-- Opening Marker --

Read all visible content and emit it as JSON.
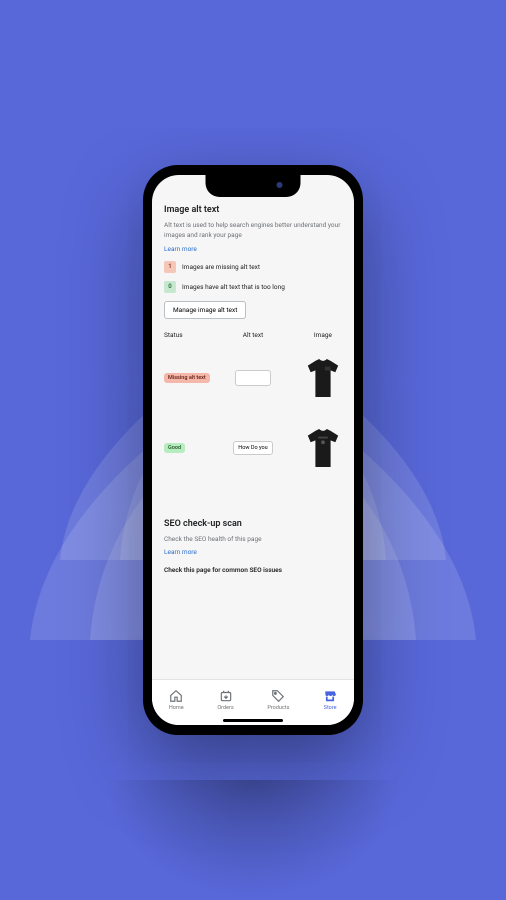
{
  "sections": {
    "altText": {
      "title": "Image alt text",
      "description": "Alt text is used to help search engines better understand your images and rank your page",
      "learnMore": "Learn more",
      "alerts": [
        {
          "count": "1",
          "type": "warn",
          "text": "Images are missing alt text"
        },
        {
          "count": "0",
          "type": "ok",
          "text": "Images have alt text that is too long"
        }
      ],
      "manageButton": "Manage image alt text",
      "columns": {
        "status": "Status",
        "altText": "Alt text",
        "image": "Image"
      },
      "rows": [
        {
          "status": "Missing alt text",
          "statusType": "missing",
          "altValue": "",
          "inputType": "input"
        },
        {
          "status": "Good",
          "statusType": "good",
          "altValue": "How Do you",
          "inputType": "button"
        }
      ]
    },
    "seoScan": {
      "title": "SEO check-up scan",
      "description": "Check the SEO health of this page",
      "learnMore": "Learn more",
      "checkText": "Check this page for common SEO issues"
    }
  },
  "tabs": [
    {
      "id": "home",
      "label": "Home",
      "active": false
    },
    {
      "id": "orders",
      "label": "Orders",
      "active": false
    },
    {
      "id": "products",
      "label": "Products",
      "active": false
    },
    {
      "id": "store",
      "label": "Store",
      "active": true
    }
  ]
}
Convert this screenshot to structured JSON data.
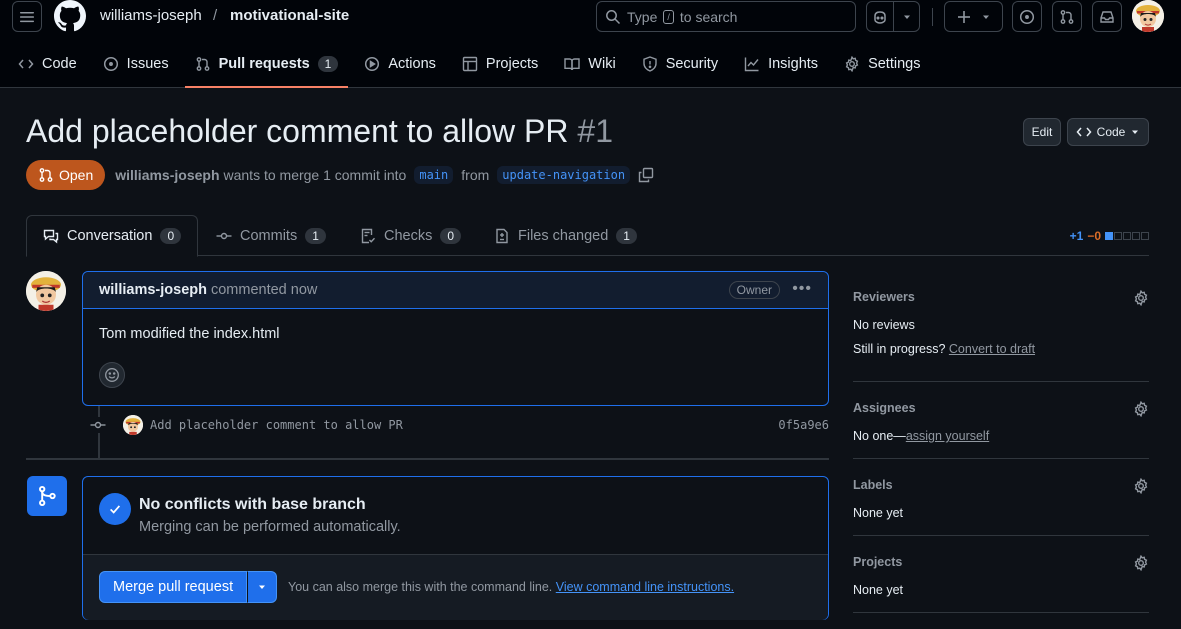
{
  "header": {
    "owner": "williams-joseph",
    "separator": "/",
    "repo": "motivational-site",
    "search_type": "Type",
    "search_key": "/",
    "search_rest": "to search"
  },
  "repo_tabs": [
    {
      "label": "Code",
      "icon": "code-icon"
    },
    {
      "label": "Issues",
      "icon": "issue-icon"
    },
    {
      "label": "Pull requests",
      "icon": "pull-request-icon",
      "count": "1",
      "active": true
    },
    {
      "label": "Actions",
      "icon": "play-icon"
    },
    {
      "label": "Projects",
      "icon": "table-icon"
    },
    {
      "label": "Wiki",
      "icon": "book-icon"
    },
    {
      "label": "Security",
      "icon": "shield-icon"
    },
    {
      "label": "Insights",
      "icon": "graph-icon"
    },
    {
      "label": "Settings",
      "icon": "gear-icon"
    }
  ],
  "pr": {
    "title": "Add placeholder comment to allow PR",
    "number": "#1",
    "edit_label": "Edit",
    "code_label": "Code",
    "state": "Open",
    "author": "williams-joseph",
    "merge_text": "wants to merge 1 commit into",
    "base_branch": "main",
    "from_text": "from",
    "head_branch": "update-navigation"
  },
  "pr_tabs": [
    {
      "label": "Conversation",
      "count": "0"
    },
    {
      "label": "Commits",
      "count": "1"
    },
    {
      "label": "Checks",
      "count": "0"
    },
    {
      "label": "Files changed",
      "count": "1"
    }
  ],
  "diffstat": {
    "additions": "+1",
    "deletions": "−0"
  },
  "comment": {
    "author": "williams-joseph",
    "when": "commented now",
    "role": "Owner",
    "body": "Tom modified the index.html"
  },
  "commit": {
    "message": "Add placeholder comment to allow PR",
    "sha": "0f5a9e6"
  },
  "merge": {
    "title": "No conflicts with base branch",
    "subtitle": "Merging can be performed automatically.",
    "button": "Merge pull request",
    "hint": "You can also merge this with the command line.",
    "hint_link": "View command line instructions."
  },
  "sidebar": {
    "reviewers_h": "Reviewers",
    "reviewers_v": "No reviews",
    "reviewers_v2": "Still in progress?",
    "reviewers_link": "Convert to draft",
    "assignees_h": "Assignees",
    "assignees_v": "No one—",
    "assignees_link": "assign yourself",
    "labels_h": "Labels",
    "labels_v": "None yet",
    "projects_h": "Projects",
    "projects_v": "None yet"
  }
}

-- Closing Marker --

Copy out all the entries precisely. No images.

= Result of the task =
Read all visible content and emit it as JSON.
{
  "sections": {
    "altText": {
      "title": "Image alt text",
      "description": "Alt text is used to help search engines better understand your images and rank your page",
      "learnMore": "Learn more",
      "alerts": [
        {
          "count": "1",
          "type": "warn",
          "text": "Images are missing alt text"
        },
        {
          "count": "0",
          "type": "ok",
          "text": "Images have alt text that is too long"
        }
      ],
      "manageButton": "Manage image alt text",
      "columns": {
        "status": "Status",
        "altText": "Alt text",
        "image": "Image"
      },
      "rows": [
        {
          "status": "Missing alt text",
          "statusType": "missing",
          "altValue": "",
          "inputType": "input"
        },
        {
          "status": "Good",
          "statusType": "good",
          "altValue": "How Do you",
          "inputType": "button"
        }
      ]
    },
    "seoScan": {
      "title": "SEO check-up scan",
      "description": "Check the SEO health of this page",
      "learnMore": "Learn more",
      "checkText": "Check this page for common SEO issues"
    }
  },
  "tabs": [
    {
      "id": "home",
      "label": "Home",
      "active": false
    },
    {
      "id": "orders",
      "label": "Orders",
      "active": false
    },
    {
      "id": "products",
      "label": "Products",
      "active": false
    },
    {
      "id": "store",
      "label": "Store",
      "active": true
    }
  ]
}
Convert this screenshot to structured JSON data.
{
  "header": {
    "owner": "williams-joseph",
    "separator": "/",
    "repo": "motivational-site",
    "search_type": "Type",
    "search_key": "/",
    "search_rest": "to search"
  },
  "repo_tabs": [
    {
      "label": "Code",
      "icon": "code-icon"
    },
    {
      "label": "Issues",
      "icon": "issue-icon"
    },
    {
      "label": "Pull requests",
      "icon": "pull-request-icon",
      "count": "1",
      "active": true
    },
    {
      "label": "Actions",
      "icon": "play-icon"
    },
    {
      "label": "Projects",
      "icon": "table-icon"
    },
    {
      "label": "Wiki",
      "icon": "book-icon"
    },
    {
      "label": "Security",
      "icon": "shield-icon"
    },
    {
      "label": "Insights",
      "icon": "graph-icon"
    },
    {
      "label": "Settings",
      "icon": "gear-icon"
    }
  ],
  "pr": {
    "title": "Add placeholder comment to allow PR",
    "number": "#1",
    "edit_label": "Edit",
    "code_label": "Code",
    "state": "Open",
    "author": "williams-joseph",
    "merge_text": "wants to merge 1 commit into",
    "base_branch": "main",
    "from_text": "from",
    "head_branch": "update-navigation"
  },
  "pr_tabs": [
    {
      "label": "Conversation",
      "count": "0"
    },
    {
      "label": "Commits",
      "count": "1"
    },
    {
      "label": "Checks",
      "count": "0"
    },
    {
      "label": "Files changed",
      "count": "1"
    }
  ],
  "diffstat": {
    "additions": "+1",
    "deletions": "−0"
  },
  "comment": {
    "author": "williams-joseph",
    "when": "commented now",
    "role": "Owner",
    "body": "Tom modified the index.html"
  },
  "commit": {
    "message": "Add placeholder comment to allow PR",
    "sha": "0f5a9e6"
  },
  "merge": {
    "title": "No conflicts with base branch",
    "subtitle": "Merging can be performed automatically.",
    "button": "Merge pull request",
    "hint": "You can also merge this with the command line.",
    "hint_link": "View command line instructions."
  },
  "sidebar": {
    "reviewers_h": "Reviewers",
    "reviewers_v": "No reviews",
    "reviewers_v2": "Still in progress?",
    "reviewers_link": "Convert to draft",
    "assignees_h": "Assignees",
    "assignees_v": "No one—",
    "assignees_link": "assign yourself",
    "labels_h": "Labels",
    "labels_v": "None yet",
    "projects_h": "Projects",
    "projects_v": "None yet"
  }
}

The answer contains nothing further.